• Given records

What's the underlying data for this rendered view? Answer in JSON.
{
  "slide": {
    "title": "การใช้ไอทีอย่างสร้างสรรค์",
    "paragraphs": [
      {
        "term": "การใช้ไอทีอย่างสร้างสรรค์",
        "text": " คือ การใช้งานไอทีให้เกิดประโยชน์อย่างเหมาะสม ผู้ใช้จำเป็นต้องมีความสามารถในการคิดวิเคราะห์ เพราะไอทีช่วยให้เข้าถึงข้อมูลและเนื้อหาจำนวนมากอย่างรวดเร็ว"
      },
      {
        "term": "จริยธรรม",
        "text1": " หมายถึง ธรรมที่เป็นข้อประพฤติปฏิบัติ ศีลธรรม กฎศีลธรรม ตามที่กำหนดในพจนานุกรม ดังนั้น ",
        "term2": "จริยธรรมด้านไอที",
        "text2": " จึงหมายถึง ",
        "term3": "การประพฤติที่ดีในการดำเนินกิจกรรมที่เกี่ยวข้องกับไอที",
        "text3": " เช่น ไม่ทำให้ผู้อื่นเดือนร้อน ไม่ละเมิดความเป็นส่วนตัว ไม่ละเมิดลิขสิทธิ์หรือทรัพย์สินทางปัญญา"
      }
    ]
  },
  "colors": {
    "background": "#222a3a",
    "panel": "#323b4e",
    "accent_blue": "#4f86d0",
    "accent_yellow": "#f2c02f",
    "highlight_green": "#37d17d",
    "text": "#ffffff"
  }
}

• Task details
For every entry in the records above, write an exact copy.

• Solved exercise
What's the underlying data for this rendered view? Answer in JSON.
{
  "slide": {
    "title": "การใช้ไอทีอย่างสร้างสรรค์",
    "paragraphs": [
      {
        "term": "การใช้ไอทีอย่างสร้างสรรค์",
        "text": " คือ การใช้งานไอทีให้เกิดประโยชน์อย่างเหมาะสม ผู้ใช้จำเป็นต้องมีความสามารถในการคิดวิเคราะห์ เพราะไอทีช่วยให้เข้าถึงข้อมูลและเนื้อหาจำนวนมากอย่างรวดเร็ว"
      },
      {
        "term": "จริยธรรม",
        "text1": " หมายถึง ธรรมที่เป็นข้อประพฤติปฏิบัติ ศีลธรรม กฎศีลธรรม ตามที่กำหนดในพจนานุกรม ดังนั้น ",
        "term2": "จริยธรรมด้านไอที",
        "text2": " จึงหมายถึง ",
        "term3": "การประพฤติที่ดีในการดำเนินกิจกรรมที่เกี่ยวข้องกับไอที",
        "text3": " เช่น ไม่ทำให้ผู้อื่นเดือนร้อน ไม่ละเมิดความเป็นส่วนตัว ไม่ละเมิดลิขสิทธิ์หรือทรัพย์สินทางปัญญา"
      }
    ]
  },
  "colors": {
    "background": "#222a3a",
    "panel": "#323b4e",
    "accent_blue": "#4f86d0",
    "accent_yellow": "#f2c02f",
    "highlight_green": "#37d17d",
    "text": "#ffffff"
  }
}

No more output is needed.